■ **Work to be completed**: Say how many lines below hold the word "Street"; give the number by itself.

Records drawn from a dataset
★ ★ ★

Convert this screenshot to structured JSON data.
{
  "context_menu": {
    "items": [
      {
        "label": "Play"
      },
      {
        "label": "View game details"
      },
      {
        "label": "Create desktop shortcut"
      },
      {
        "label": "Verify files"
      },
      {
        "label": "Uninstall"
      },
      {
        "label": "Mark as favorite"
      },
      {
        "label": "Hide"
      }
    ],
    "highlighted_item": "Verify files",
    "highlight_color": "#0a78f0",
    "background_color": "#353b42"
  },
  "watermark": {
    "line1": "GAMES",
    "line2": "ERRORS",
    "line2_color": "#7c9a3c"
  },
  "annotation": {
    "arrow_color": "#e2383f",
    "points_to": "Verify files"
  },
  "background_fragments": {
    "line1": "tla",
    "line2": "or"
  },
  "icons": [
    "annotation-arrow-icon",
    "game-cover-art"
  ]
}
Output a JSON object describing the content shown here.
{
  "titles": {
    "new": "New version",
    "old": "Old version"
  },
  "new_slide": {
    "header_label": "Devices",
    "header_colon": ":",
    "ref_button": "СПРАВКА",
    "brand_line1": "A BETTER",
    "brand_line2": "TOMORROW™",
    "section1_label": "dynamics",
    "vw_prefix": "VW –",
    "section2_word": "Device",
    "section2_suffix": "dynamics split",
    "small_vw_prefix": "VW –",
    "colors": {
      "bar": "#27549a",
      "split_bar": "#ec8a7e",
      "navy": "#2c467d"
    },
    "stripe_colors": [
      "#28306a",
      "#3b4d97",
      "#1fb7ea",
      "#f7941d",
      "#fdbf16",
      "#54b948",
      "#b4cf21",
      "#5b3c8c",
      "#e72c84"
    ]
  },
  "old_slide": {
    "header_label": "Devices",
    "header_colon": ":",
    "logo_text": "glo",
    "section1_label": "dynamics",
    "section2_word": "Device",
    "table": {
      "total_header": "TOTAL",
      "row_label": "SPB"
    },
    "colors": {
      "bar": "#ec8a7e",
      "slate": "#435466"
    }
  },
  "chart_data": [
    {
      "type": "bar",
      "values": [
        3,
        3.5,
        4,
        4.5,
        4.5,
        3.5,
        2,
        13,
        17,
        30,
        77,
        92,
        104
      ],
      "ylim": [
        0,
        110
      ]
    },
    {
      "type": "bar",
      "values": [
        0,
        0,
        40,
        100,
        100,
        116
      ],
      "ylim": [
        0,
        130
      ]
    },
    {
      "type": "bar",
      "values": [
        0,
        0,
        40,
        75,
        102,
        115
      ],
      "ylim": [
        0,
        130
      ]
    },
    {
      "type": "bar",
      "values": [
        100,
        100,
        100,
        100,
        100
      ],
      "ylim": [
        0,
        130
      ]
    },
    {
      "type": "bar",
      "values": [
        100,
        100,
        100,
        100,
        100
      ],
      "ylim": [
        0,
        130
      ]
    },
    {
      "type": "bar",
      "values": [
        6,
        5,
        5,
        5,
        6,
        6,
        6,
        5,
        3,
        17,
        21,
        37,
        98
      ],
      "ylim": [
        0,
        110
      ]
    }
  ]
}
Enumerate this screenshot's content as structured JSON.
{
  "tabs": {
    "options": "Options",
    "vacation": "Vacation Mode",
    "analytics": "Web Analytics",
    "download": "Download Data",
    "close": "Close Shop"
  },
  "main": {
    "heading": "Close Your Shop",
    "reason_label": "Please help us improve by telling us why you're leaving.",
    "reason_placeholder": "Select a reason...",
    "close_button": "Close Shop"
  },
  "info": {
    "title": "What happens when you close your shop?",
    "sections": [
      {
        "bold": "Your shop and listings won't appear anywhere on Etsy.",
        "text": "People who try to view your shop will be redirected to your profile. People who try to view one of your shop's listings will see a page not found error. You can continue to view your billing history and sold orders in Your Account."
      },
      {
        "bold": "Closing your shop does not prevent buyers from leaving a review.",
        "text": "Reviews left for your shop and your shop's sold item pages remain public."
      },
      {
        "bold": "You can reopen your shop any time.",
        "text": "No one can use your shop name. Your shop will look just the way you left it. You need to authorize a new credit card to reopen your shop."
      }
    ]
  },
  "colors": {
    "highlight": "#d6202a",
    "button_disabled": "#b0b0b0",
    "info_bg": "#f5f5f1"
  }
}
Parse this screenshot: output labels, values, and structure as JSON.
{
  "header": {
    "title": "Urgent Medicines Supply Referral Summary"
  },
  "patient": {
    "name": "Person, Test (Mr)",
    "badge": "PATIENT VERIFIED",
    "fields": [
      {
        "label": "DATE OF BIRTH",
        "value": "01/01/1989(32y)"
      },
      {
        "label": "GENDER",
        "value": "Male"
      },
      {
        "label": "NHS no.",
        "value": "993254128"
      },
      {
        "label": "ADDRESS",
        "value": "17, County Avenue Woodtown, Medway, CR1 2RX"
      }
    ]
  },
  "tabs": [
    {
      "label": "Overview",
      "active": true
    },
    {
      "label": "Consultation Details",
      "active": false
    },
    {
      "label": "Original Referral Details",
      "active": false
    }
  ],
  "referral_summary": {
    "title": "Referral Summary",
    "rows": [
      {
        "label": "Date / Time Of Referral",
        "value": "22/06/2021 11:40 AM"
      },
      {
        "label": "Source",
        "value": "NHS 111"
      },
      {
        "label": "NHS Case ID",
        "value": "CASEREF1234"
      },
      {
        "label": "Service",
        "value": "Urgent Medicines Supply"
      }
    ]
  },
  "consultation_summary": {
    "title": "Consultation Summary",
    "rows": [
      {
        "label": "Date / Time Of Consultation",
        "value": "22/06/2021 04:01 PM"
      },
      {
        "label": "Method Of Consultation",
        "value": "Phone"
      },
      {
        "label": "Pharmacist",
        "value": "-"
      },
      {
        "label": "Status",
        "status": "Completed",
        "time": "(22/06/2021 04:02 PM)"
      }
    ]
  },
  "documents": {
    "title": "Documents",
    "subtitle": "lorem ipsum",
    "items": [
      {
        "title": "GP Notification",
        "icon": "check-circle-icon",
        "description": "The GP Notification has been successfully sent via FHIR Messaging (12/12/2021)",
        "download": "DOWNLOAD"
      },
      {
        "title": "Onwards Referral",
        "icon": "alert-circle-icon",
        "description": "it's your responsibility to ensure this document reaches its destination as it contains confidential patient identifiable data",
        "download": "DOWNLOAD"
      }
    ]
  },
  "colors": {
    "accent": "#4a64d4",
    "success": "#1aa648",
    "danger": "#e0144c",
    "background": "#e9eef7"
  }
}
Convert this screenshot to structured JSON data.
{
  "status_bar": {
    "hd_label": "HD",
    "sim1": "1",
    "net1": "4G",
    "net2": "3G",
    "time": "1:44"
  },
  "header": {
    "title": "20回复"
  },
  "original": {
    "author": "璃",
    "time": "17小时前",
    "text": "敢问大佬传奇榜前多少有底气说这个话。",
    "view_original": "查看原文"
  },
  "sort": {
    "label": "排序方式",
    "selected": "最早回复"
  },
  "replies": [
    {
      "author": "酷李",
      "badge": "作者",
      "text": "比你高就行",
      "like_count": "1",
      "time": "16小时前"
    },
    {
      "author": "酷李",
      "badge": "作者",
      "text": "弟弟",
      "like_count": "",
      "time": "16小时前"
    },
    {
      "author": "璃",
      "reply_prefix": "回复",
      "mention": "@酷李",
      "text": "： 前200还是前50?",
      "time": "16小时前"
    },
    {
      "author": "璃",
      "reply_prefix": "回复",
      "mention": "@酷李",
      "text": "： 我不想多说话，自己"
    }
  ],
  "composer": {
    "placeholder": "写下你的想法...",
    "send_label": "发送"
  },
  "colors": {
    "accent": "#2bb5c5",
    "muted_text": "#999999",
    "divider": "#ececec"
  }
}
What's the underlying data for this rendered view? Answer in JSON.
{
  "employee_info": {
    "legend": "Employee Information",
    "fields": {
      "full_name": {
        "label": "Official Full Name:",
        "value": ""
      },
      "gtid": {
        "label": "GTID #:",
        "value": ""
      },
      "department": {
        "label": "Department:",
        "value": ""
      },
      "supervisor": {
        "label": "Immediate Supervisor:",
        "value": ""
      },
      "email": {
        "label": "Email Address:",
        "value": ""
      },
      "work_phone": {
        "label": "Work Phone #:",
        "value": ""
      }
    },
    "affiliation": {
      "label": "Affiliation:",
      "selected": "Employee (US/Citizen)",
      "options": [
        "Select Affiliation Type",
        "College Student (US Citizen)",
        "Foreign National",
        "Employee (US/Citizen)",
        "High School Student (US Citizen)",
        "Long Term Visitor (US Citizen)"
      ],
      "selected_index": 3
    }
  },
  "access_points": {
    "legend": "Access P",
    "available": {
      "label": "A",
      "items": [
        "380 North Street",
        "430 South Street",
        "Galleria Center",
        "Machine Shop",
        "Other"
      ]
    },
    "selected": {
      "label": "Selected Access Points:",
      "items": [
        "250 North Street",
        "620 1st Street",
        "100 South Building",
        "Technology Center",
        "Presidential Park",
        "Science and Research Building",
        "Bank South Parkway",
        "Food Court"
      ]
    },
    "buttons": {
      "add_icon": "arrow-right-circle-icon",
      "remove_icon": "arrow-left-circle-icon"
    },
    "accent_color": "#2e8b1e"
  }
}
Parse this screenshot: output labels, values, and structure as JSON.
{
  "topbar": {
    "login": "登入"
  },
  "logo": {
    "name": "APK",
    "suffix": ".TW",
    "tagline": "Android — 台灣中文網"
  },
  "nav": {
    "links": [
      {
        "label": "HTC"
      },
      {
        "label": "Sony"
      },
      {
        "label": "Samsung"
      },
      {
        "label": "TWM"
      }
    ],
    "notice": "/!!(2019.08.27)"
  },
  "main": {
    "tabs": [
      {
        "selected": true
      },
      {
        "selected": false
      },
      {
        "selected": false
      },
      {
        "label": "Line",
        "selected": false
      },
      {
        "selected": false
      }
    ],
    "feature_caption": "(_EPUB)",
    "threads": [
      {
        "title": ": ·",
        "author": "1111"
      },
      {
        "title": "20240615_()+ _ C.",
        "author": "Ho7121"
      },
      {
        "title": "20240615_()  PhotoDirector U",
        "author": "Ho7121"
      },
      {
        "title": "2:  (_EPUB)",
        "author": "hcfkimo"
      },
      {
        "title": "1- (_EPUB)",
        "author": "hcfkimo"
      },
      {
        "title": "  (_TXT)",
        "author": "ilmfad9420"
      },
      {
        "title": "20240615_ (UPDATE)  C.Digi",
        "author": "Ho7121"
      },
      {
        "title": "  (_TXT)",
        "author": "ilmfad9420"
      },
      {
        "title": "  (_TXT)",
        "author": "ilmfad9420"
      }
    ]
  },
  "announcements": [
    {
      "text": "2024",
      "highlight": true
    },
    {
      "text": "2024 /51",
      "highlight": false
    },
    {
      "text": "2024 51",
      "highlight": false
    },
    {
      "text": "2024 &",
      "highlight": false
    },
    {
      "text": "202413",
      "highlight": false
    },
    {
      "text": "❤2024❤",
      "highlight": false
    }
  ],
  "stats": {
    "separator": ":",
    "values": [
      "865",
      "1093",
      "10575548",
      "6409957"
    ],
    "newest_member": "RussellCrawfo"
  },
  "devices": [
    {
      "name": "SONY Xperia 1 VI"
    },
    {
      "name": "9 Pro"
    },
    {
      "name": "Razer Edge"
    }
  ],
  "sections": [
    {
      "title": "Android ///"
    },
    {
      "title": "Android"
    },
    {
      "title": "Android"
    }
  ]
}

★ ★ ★

■ **Result of the task**: 4